My day job is archaeology, which means I tend to think in layers and I love dirt—both real dirt as in soil, and “dirt” as in good stories about squabbling academics trying to steal each other’s research. Fortunately for me, the archaeological profession is full of multilayered, dirty stories, just like the strata of an excavation.
Take the Iceman, the mummified Neolithic man found in a melting glacier in the Tyrolean Alps. His story has at least three layers: his life in ancient times, his discovery about fifteen years ago, and the saga of the international investigation and border dispute over his body.
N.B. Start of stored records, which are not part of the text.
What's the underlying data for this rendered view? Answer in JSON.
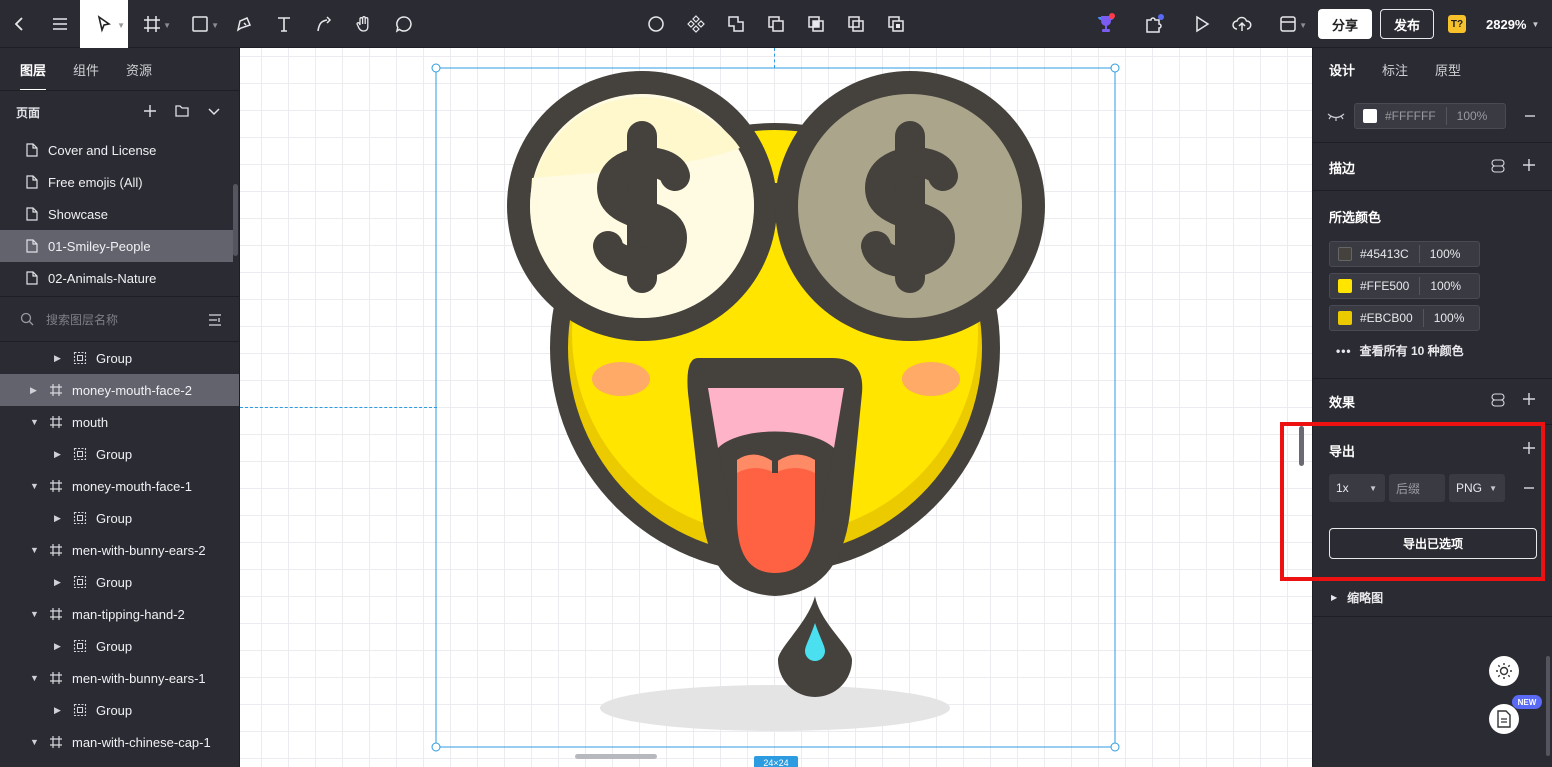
{
  "toolbar": {
    "share_label": "分享",
    "publish_label": "发布",
    "badge_label": "T?",
    "zoom": "2829%"
  },
  "left_panel": {
    "tabs": [
      "图层",
      "组件",
      "资源"
    ],
    "pages_title": "页面",
    "pages": [
      "Cover and License",
      "Free emojis (All)",
      "Showcase",
      "01-Smiley-People",
      "02-Animals-Nature"
    ],
    "selected_page": "01-Smiley-People",
    "search_placeholder": "搜索图层名称",
    "layers": [
      {
        "name": "Group",
        "kind": "group",
        "expanded": false
      },
      {
        "name": "money-mouth-face-2",
        "kind": "frame",
        "expanded": false,
        "selected": true
      },
      {
        "name": "mouth",
        "kind": "frame",
        "expanded": true
      },
      {
        "name": "Group",
        "kind": "group",
        "expanded": false
      },
      {
        "name": "money-mouth-face-1",
        "kind": "frame",
        "expanded": true
      },
      {
        "name": "Group",
        "kind": "group",
        "expanded": false
      },
      {
        "name": "men-with-bunny-ears-2",
        "kind": "frame",
        "expanded": true
      },
      {
        "name": "Group",
        "kind": "group",
        "expanded": false
      },
      {
        "name": "man-tipping-hand-2",
        "kind": "frame",
        "expanded": true
      },
      {
        "name": "Group",
        "kind": "group",
        "expanded": false
      },
      {
        "name": "men-with-bunny-ears-1",
        "kind": "frame",
        "expanded": true
      },
      {
        "name": "Group",
        "kind": "group",
        "expanded": false
      },
      {
        "name": "man-with-chinese-cap-1",
        "kind": "frame",
        "expanded": true
      }
    ]
  },
  "canvas": {
    "size_label": "24×24"
  },
  "right_panel": {
    "tabs": [
      "设计",
      "标注",
      "原型"
    ],
    "fill": {
      "hex": "#FFFFFF",
      "opacity": "100%"
    },
    "stroke_title": "描边",
    "selected_colors_title": "所选颜色",
    "colors": [
      {
        "hex": "#45413C",
        "opacity": "100%",
        "swatch": "#45413C"
      },
      {
        "hex": "#FFE500",
        "opacity": "100%",
        "swatch": "#FFE500"
      },
      {
        "hex": "#EBCB00",
        "opacity": "100%",
        "swatch": "#EBCB00"
      }
    ],
    "view_all_colors": "查看所有 10 种颜色",
    "effects_title": "效果",
    "export_title": "导出",
    "export_scale": "1x",
    "export_suffix_placeholder": "后缀",
    "export_format": "PNG",
    "export_button": "导出已选项",
    "thumbnail_title": "缩略图",
    "new_badge": "NEW"
  }
}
When Ötzi, as he is now known, was discovered, his finders thought he was just another dead hiker who’d strayed off the trail in bad weather. Granted, he was a bit leathery-looking, but the folks who ripped him out of the ice and hauled him away (leaving a couple of crucial body parts behind) hadn’t a clue they’d just found one of the most sensational archaeological discoveries of all time.
Ötzi was alive 5,000 years ago. Archaeologists have reconstructed his equipment: he carried a knapsack and a medicine bag, and wore an ingenious set of leggings and a warm, furry cloak. He also had a knife, bows and arrows, and a fire-making kit. But who was he? Where did he come from, and where was he going? Despite the best techniques known to science, many questions about Ötzi remained unanswered. Archaeologists know the kind of settlement he came from, but not which one. They say that he was probably an important man in Neolithic society, but no one knows his name or family. And everyone thought he died in a blizzard until new X-rays revealed an arrowhead in his shoulder—poor Ötzi was shot from behind. Then someone—the murderer?—removed the arrow and the evidence of the crime was covered up by 5,000 years of glaciers and silence.
The intrigue doesn’t stop there. Scientists and archaeologists from several countries collaborated in the modern studies of the Iceman’s tissues, tattoos, and diet. Did they all get along as well as the news media claimed? Or were some researchers angered as others published their findings in prestigious journals and appeared on Nova? And since the Iceman was found near the border between Austria and Italy, officials from both countries argued over who would ultimately own the mummy and build the museum to display him.
Italy won. Recently, I visited Ötzi in his new home in the South Tyrol Museum of Archaeology in Bolzano. He’s resting in a special climate-controlled case looking very small and lonely. Although the museum has done a great job of displaying the scientific and archaeological account of his death, a good mystery writer needs to tell the story of his life. Takers, anyone?
Causes Sarah Wisseman Supports
Archaeological Institute of America